With the management of grizzly bears continuing to evolve over time in the national parks, it’s possible there could have been a different outcome for this bear had he been in Banff today. Grizzlies were declared a threatened species in Alberta in 2010.
“Looking through today’s lens, I think there would have been intervention with bear #16 much earlier on and things would not have escalated to the point that they did,” Gibeau said.
“Today management is more on top of those problem behaviours and they nip them in the bud and they actively change behaviour,” he added.
“It was too little too late in his case. Who knows what the outcome would be because individual bears respond so differently.”
Colleen Campbell was one of the bear researchers at the time studying bear #16. In the lead up to the Eastern Slopes Grizzly Bear Project, Gibeau had asked her to track the bear, which was fitted with a conventional VHF radio collar.
“He had been hanging out in the Bow Valley and he was very indifferent to people, so car jams formed readily because he didn’t run away,” she said.
“He was not the least bit aggressive, and he would just saunter off into the bush.”
Campbell said he ranged widely, but liked the Bow Valley where there was good bear food.
“Even in 1993, it was a serious challenge for Parks to keep track of all interference of bears because the Bow Valley was loaded with people,” she said.
When first at the zoo in isolation, Campbell recalls it was a tough adjustment for bear #16.
“He had no place to go, there was no natural habitat around him, he was sad, upset, angry,” she said.
“He quickly realized that [the keeper] meant him no harm, and that she brought food and when she came in he wouldn’t respond with aggression, so he settled down fairly quickly.”
When bear #16 first went to the zoo, Campbell was heartbroken.
“He wasn’t killed, but we lost a bear.
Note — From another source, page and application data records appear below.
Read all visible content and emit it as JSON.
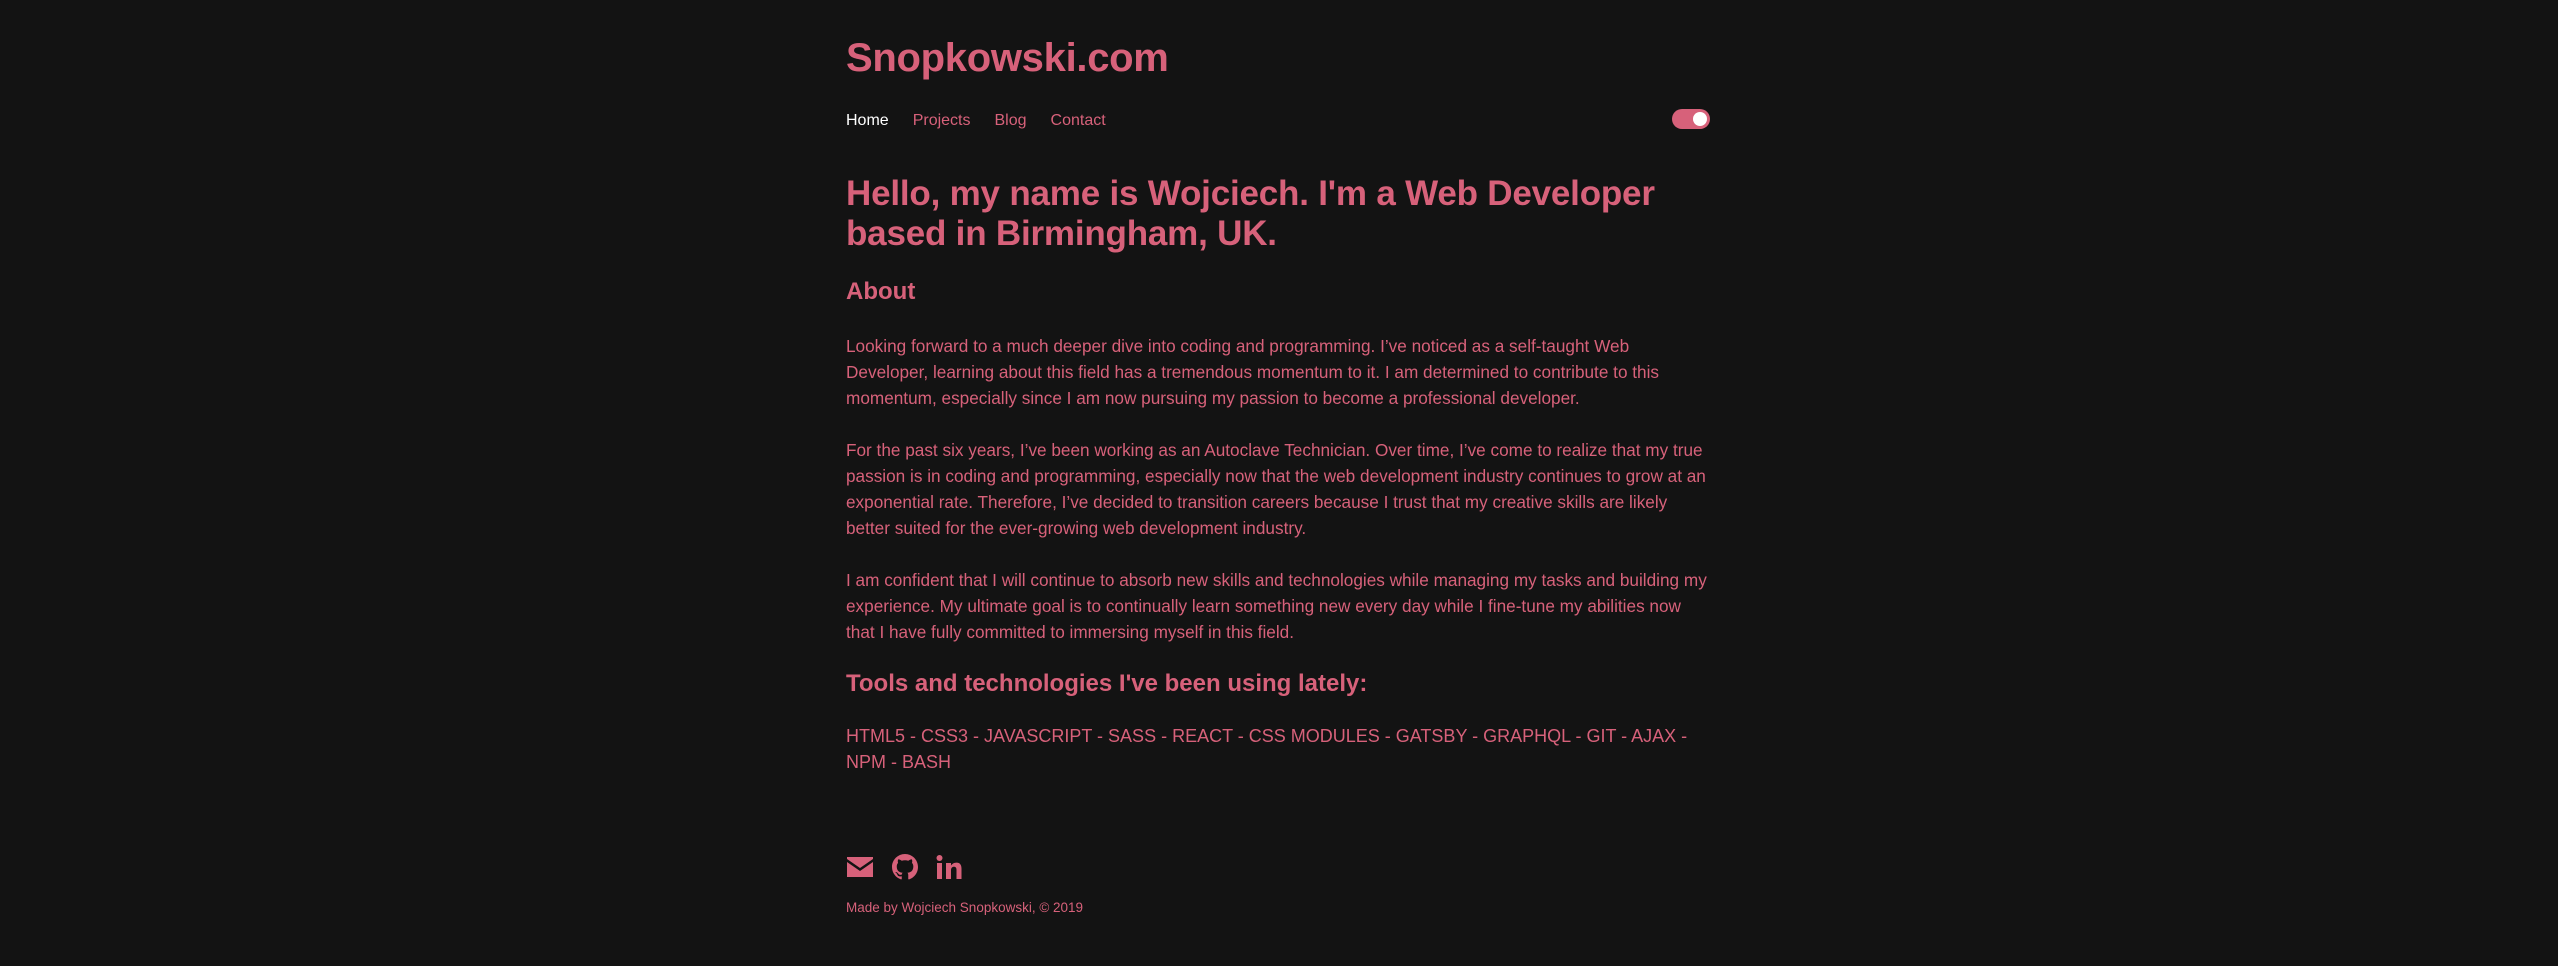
{
  "header": {
    "site_title": "Snopkowski.com"
  },
  "nav": {
    "items": [
      {
        "label": "Home",
        "active": true
      },
      {
        "label": "Projects",
        "active": false
      },
      {
        "label": "Blog",
        "active": false
      },
      {
        "label": "Contact",
        "active": false
      }
    ],
    "theme_toggle": {
      "state": "on",
      "color": "#d7617a"
    }
  },
  "main": {
    "headline": "Hello, my name is Wojciech. I'm a Web Developer based in Birmingham, UK.",
    "about_heading": "About",
    "paragraphs": [
      "Looking forward to a much deeper dive into coding and programming. I’ve noticed as a self-taught Web Developer, learning about this field has a tremendous momentum to it. I am determined to contribute to this momentum, especially since I am now pursuing my passion to become a professional developer.",
      "For the past six years, I’ve been working as an Autoclave Technician. Over time, I’ve come to realize that my true passion is in coding and programming, especially now that the web development industry continues to grow at an exponential rate. Therefore, I’ve decided to transition careers because I trust that my creative skills are likely better suited for the ever-growing web development industry.",
      "I am confident that I will continue to absorb new skills and technologies while managing my tasks and building my experience. My ultimate goal is to continually learn something new every day while I fine-tune my abilities now that I have fully committed to immersing myself in this field."
    ],
    "tools_heading": "Tools and technologies I've been using lately:",
    "tools_list": "HTML5 - CSS3 - JAVASCRIPT - SASS - REACT - CSS MODULES - GATSBY - GRAPHQL - GIT - AJAX - NPM - BASH"
  },
  "footer": {
    "social_icons": [
      "envelope-icon",
      "github-icon",
      "linkedin-icon"
    ],
    "credit": "Made by Wojciech Snopkowski, © 2019"
  },
  "colors": {
    "background": "#131313",
    "accent": "#d7617a",
    "active_nav": "#ffffff"
  }
}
He was taken out of the breeding population and from all the signs he had the character and genetics that we would like to keep in this landscape,” she said.
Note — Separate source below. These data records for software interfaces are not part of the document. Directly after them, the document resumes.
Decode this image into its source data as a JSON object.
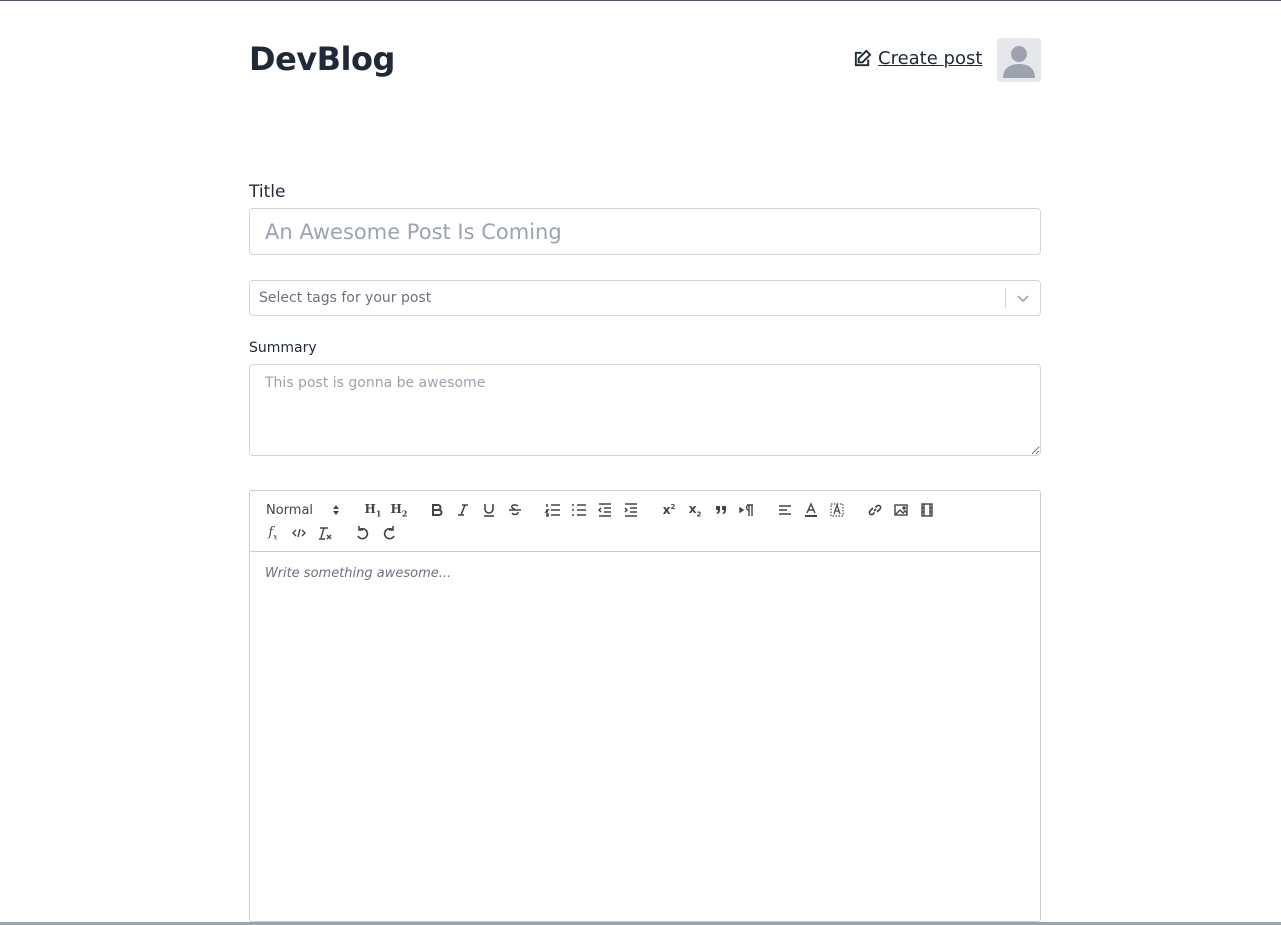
{
  "header": {
    "logo": "DevBlog",
    "create_post_label": "Create post"
  },
  "form": {
    "title_label": "Title",
    "title_placeholder": "An Awesome Post Is Coming",
    "tags_placeholder": "Select tags for your post",
    "summary_label": "Summary",
    "summary_placeholder": "This post is gonna be awesome"
  },
  "editor": {
    "format_select_value": "Normal",
    "body_placeholder": "Write something awesome...",
    "toolbar_row1": [
      "header-1",
      "header-2",
      "bold",
      "italic",
      "underline",
      "strikethrough",
      "ordered-list",
      "bullet-list",
      "outdent",
      "indent",
      "superscript",
      "subscript",
      "blockquote",
      "direction-rtl",
      "align-left",
      "text-color",
      "background-color",
      "link",
      "image",
      "video"
    ],
    "toolbar_row2": [
      "formula",
      "code-block",
      "clear-formatting",
      "undo",
      "redo"
    ]
  }
}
“He just broadened the landscape for me, so when he went to the zoo I felt really sad that he was gone from the landscape, but also really glad that he wouldn’t die.”
Campbell has been to visit Skoki many, many times over the years. “I kind of ache for him.”